Start of Block

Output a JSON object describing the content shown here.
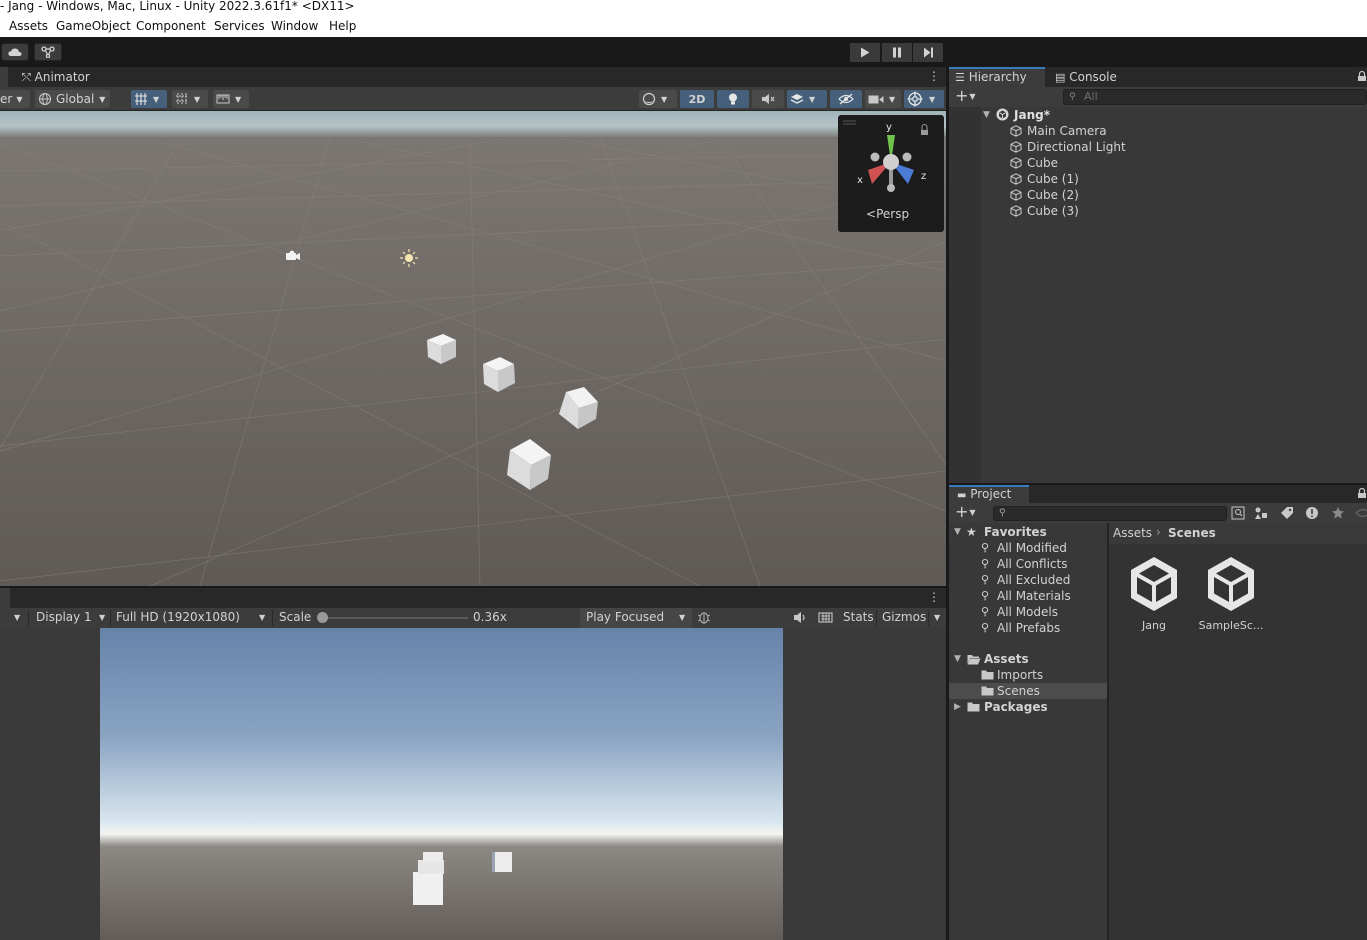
{
  "window": {
    "title": "- Jang - Windows, Mac, Linux - Unity 2022.3.61f1* <DX11>"
  },
  "menu": {
    "items": [
      "Assets",
      "GameObject",
      "Component",
      "Services",
      "Window",
      "Help"
    ]
  },
  "scene": {
    "tab_label": "Animator",
    "tools": {
      "pivot_label": "er",
      "global_label": "Global",
      "two_d_label": "2D"
    },
    "gizmo": {
      "y": "y",
      "x": "x",
      "z": "z",
      "persp_label": "Persp"
    }
  },
  "game": {
    "display_label": "Display 1",
    "resolution_label": "Full HD (1920x1080)",
    "scale_label": "Scale",
    "scale_value": "0.36x",
    "scale_fraction": 0.0,
    "play_mode_label": "Play Focused",
    "stats_label": "Stats",
    "gizmos_label": "Gizmos"
  },
  "hierarchy": {
    "tab_label": "Hierarchy",
    "console_tab_label": "Console",
    "search_placeholder": "All",
    "scene_name": "Jang*",
    "objects": [
      "Main Camera",
      "Directional Light",
      "Cube",
      "Cube (1)",
      "Cube (2)",
      "Cube (3)"
    ]
  },
  "project": {
    "tab_label": "Project",
    "favorites_label": "Favorites",
    "favorites": [
      "All Modified",
      "All Conflicts",
      "All Excluded",
      "All Materials",
      "All Models",
      "All Prefabs"
    ],
    "assets_label": "Assets",
    "asset_folders": [
      "Imports",
      "Scenes"
    ],
    "packages_label": "Packages",
    "breadcrumb": [
      "Assets",
      "Scenes"
    ],
    "files": [
      "Jang",
      "SampleSc..."
    ]
  },
  "colors": {
    "accent": "#3a79bb",
    "selected_row": "#4d4d4d",
    "panel": "#383838"
  }
}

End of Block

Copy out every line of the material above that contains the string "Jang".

    "title": "- Jang - Windows, Mac, Linux - Unity 2022.3.61f1* <DX11>"
    "scene_name": "Jang*",
      "Jang",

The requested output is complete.